The WASDE report for U.S. corn forecast during 2016-17 reflected the dichotomy of the corn reports. At 5.6 billion bushels, the forecast for corn feed use and residual moved lower by 50 million bushels. An increase in the ethanol use forecast by 25 million bushels offset the feed use forecast reduction for the marketing year. United States exports for corn maintained the 2.225 billion bushels forecast in December. The ending stocks forecast came in at 2.35 billion bushels for the 2016-17 marketing year. The ending stocks forecast is 48 million bushels lower than the December forecast. The range of the U.S. marketing-year average price increased by 5 cents from the December projection to a projected in a range of $3.10 to $3.70.
World supply and demand projections for corn in the 2016-17 marketing year moved lower due to a reduction in United States production numbers. Brazil’s corn production forecast stayed at 3.41 billion bushels despite numerous reports indicating the possibility of a larger crop in the country. For the marketing year, Argentinian production forecasts stayed at 1.44 billion bushels. In total, Brazil and Argentina production forecasts exceed 2015-16 production estimates by 1.07 billion bushels and signify a recovery from the poor crop last year.
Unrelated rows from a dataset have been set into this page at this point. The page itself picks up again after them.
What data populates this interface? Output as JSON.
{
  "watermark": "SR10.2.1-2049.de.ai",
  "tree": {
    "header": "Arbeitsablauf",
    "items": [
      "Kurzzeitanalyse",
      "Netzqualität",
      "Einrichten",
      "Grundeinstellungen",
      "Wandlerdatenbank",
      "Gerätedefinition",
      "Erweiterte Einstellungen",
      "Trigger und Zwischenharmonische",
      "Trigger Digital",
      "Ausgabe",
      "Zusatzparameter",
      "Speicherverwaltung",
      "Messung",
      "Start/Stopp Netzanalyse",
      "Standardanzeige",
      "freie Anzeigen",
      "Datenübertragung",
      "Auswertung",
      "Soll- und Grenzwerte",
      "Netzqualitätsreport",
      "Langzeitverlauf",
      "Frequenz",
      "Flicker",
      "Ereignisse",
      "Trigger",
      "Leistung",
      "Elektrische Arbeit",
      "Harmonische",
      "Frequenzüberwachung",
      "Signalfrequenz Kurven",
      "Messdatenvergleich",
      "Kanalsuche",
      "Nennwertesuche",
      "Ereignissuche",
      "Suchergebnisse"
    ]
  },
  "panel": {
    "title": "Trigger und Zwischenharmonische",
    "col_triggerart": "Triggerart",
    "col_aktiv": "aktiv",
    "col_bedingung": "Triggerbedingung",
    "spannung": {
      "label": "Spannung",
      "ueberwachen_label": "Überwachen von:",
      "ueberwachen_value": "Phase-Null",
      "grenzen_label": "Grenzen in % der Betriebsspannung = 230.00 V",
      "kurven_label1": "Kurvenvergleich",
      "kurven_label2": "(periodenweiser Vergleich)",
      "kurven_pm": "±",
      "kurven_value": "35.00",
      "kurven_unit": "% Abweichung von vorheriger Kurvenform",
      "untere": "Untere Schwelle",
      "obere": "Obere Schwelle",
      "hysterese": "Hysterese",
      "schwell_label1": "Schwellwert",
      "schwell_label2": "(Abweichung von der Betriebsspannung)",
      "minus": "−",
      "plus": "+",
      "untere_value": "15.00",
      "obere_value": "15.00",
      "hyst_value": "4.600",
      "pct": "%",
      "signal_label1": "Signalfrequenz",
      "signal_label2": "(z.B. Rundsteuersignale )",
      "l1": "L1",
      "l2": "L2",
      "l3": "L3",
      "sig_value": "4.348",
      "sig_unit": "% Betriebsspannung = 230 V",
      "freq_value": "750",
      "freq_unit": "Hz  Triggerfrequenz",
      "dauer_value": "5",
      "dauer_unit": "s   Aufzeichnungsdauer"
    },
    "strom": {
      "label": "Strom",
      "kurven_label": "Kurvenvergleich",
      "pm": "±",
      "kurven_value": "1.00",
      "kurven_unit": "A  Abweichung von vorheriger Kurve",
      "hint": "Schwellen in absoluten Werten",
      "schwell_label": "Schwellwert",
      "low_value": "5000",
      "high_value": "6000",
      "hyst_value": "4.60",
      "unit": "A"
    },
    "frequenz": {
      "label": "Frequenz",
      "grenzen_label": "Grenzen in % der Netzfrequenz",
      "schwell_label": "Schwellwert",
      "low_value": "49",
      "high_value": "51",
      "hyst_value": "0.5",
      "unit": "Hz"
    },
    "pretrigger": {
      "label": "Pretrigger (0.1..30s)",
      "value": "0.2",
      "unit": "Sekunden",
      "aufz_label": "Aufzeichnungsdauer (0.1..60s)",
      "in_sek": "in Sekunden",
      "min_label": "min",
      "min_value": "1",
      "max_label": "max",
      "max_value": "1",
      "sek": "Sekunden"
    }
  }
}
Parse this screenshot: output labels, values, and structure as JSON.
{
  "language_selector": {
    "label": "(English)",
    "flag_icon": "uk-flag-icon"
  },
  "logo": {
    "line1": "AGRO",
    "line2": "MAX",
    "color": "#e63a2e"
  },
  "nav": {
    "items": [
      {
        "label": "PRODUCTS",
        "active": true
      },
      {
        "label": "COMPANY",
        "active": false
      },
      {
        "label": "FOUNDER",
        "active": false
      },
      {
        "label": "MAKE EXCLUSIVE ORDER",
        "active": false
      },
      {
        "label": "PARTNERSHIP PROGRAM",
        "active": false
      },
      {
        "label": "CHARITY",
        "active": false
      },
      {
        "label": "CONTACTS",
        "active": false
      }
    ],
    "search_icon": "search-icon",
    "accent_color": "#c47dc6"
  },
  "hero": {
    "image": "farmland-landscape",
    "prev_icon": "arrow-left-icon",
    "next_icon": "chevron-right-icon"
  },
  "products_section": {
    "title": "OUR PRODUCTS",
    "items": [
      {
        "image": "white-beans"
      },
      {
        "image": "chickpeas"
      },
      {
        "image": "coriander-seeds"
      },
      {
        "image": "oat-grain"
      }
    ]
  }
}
Argentina and Brazil are forecast to export an additional 635 million bushels each above the 2015-16 estimates. South American corn exports for the marketing year are forecast to be 2.08 billion bushels. Given the increase in South American production and exports, the evolution of crop conditions in the region will be a major driver of corn price dynamics in 2017.
The reports provide support for soybean prices in the short term and are ambivalent for corn prices. Despite lowering corn and soybean ending stocks forecasts, one cannot ignore the large crop potential currently unfolding in South America and the implications for U.S. exports in 2017.
Corn and soybeans prices will reflect the pace of consumption and crop prospects in South America. Corn prices will likely average in the upper range of the USDA’s projection through the spring while soybean prices show the potential for falling into the lower half of the projected range as we move through the marketing year.